„200 years of the University of Bonn“ are a perfect occasion for this exhibition of „200 works from the Arithmeum Collection“ to highlight this cultural diversity of the University of Bonn's offerings in a playful way. As simple as the idea sounds, as challenging and exciting was its implementation. Today, works of geometric-constructive art are presented in almost all art museums in classical hanging with a lot of distance and at eye level with the visitors. A St. Petersburg hanging, in which the paintings are displayed on a wall close to the wall, is usually assigned to a different genre of art. But looking at the exhibition history of constructive art, this was not always the case. The first presentations, some of which were made by the artists themselves, such as the Suprematist Kasimir Malevich, such as the 1915 Petrograd exhibition entitled „0.10“, showed this new art in a wall-filling and wall-designing hanging.
The exhibition „200 years of the University of Bonn - 200 works from the Arithmeum Collection“ opens up new perspectives on geometric-constructive art, which lacks any kind of museum sterility and inspires an active correspondence between the works.
Works by Nordic constructivists can be found alongside the works of Swiss concrete and contemporary American artists, these in turn alongside those of Italian constructivists and the founders of hard edge painting in the USA.
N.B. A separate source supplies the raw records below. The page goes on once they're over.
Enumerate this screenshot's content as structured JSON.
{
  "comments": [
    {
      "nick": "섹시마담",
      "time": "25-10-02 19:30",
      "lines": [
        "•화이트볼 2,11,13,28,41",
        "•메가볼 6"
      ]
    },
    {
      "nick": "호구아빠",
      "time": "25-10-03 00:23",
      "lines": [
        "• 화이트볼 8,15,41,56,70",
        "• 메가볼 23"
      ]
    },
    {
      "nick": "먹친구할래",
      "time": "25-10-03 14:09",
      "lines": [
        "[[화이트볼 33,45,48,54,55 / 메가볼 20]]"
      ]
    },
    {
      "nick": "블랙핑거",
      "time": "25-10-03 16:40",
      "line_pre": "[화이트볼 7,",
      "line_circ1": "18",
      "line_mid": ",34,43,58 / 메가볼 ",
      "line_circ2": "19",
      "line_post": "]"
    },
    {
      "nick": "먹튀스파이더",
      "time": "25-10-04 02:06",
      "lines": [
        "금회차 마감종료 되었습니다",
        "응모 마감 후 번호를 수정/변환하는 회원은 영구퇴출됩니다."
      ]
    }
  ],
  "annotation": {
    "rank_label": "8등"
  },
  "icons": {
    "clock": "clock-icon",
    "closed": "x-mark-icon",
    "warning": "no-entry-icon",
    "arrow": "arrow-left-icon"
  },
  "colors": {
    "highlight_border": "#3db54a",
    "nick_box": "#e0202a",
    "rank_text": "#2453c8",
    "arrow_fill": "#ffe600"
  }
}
This approach to presenting works from the Arithmeum's collection, which is detached from the usual classification criteria, allows an unrestricted view of these works of art.
Lines, colours, structures and shapes suddenly come to the fore. The human eye, which always unconsciously searches for order criteria, begins to mediate between the works. On a single wall with 71 images, it can jump from circles to circles in the individual compositions or search for diagonals. But also the search for a color correspondence in the works can turn out to be an interesting optical journey in front of this wall.
„200 works from the Arithmeum Collection“ opens up a new dimension that presents the collection's artistic richness in a new light. Due to the density of the presentation, visitors are shown in an impressive way the variety and vitality of the geometric-constructive art movement. The mathematical, intellectual and cool impressions that this art creates for some viewers give way to an emotional perception in this hanging through numerous visual fields of tension. References between each other become clear. In principle, very orderly in mutant compositions in combination with the other works contribute to a confusing play that brings the poetic radiance of the pictures to life. The dialogue between the works stimulates the viewer to look creatively and to overcome the classical approach of a museum visitor. Instead, it is allowed to watch in a playful way. Regardless of the artist's knowledge and the intention of the work, the geometric forms can begin a life of their own in the eye of the beholder.